§ Problem to work on:
Repeat verbatim what the listing holds, but not its pictures.
--- Data for the task ---
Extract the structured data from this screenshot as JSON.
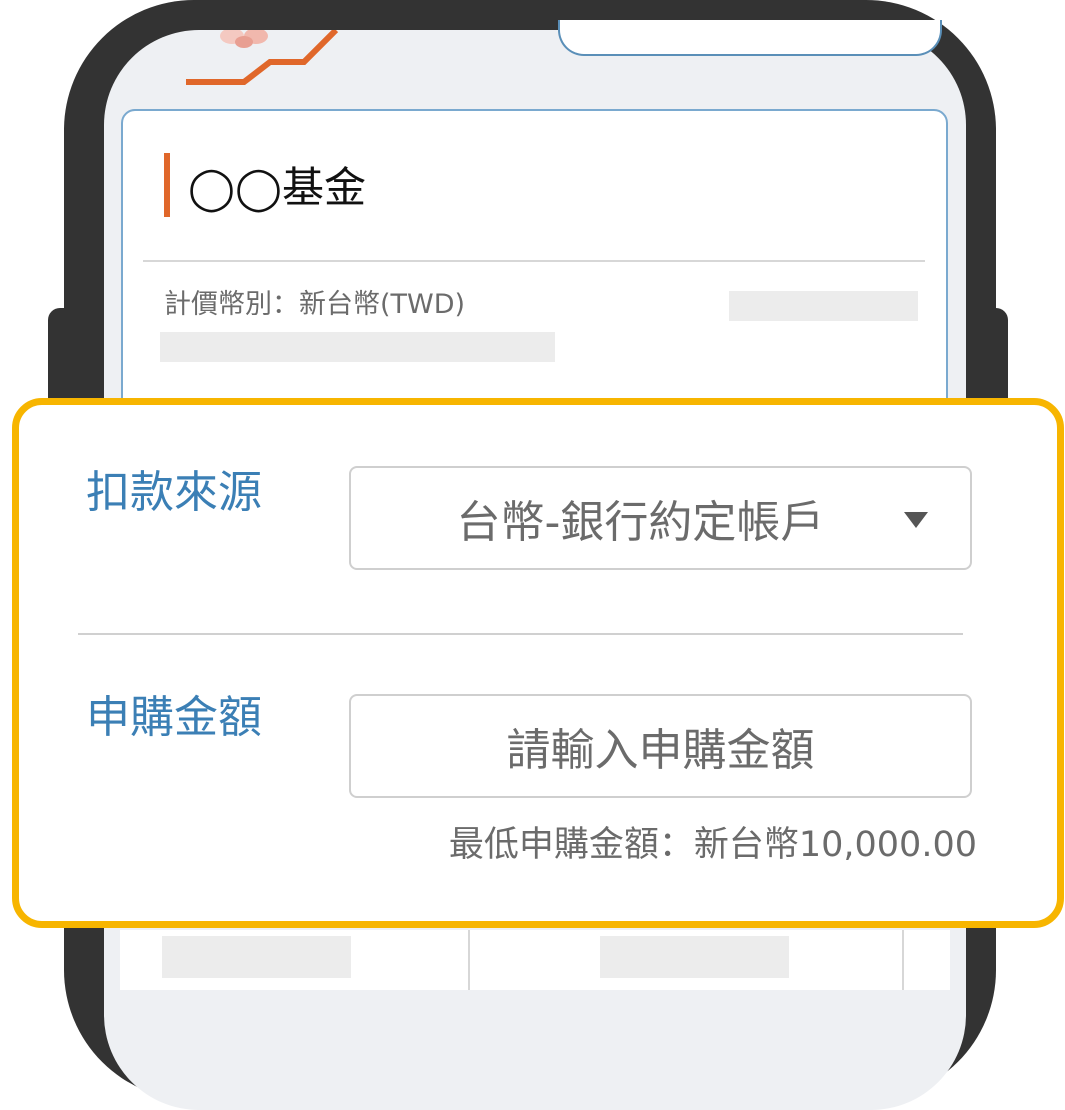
{
  "fund": {
    "title": "◯◯基金",
    "currency_label": "計價幣別：新台幣(TWD)"
  },
  "form": {
    "source_label": "扣款來源",
    "source_value": "台幣-銀行約定帳戶",
    "amount_label": "申購金額",
    "amount_placeholder": "請輸入申購金額",
    "min_note": "最低申購金額：新台幣10,000.00"
  },
  "colors": {
    "accent_orange": "#e0672a",
    "label_blue": "#3b7fb5",
    "highlight_yellow": "#f7b500",
    "phone_frame": "#333333"
  },
  "icons": {
    "dropdown": "caret-down-icon"
  }
}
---
§ Solution for this problem:
Extract the structured data from this screenshot as JSON.
{
  "fund": {
    "title": "◯◯基金",
    "currency_label": "計價幣別：新台幣(TWD)"
  },
  "form": {
    "source_label": "扣款來源",
    "source_value": "台幣-銀行約定帳戶",
    "amount_label": "申購金額",
    "amount_placeholder": "請輸入申購金額",
    "min_note": "最低申購金額：新台幣10,000.00"
  },
  "colors": {
    "accent_orange": "#e0672a",
    "label_blue": "#3b7fb5",
    "highlight_yellow": "#f7b500",
    "phone_frame": "#333333"
  },
  "icons": {
    "dropdown": "caret-down-icon"
  }
}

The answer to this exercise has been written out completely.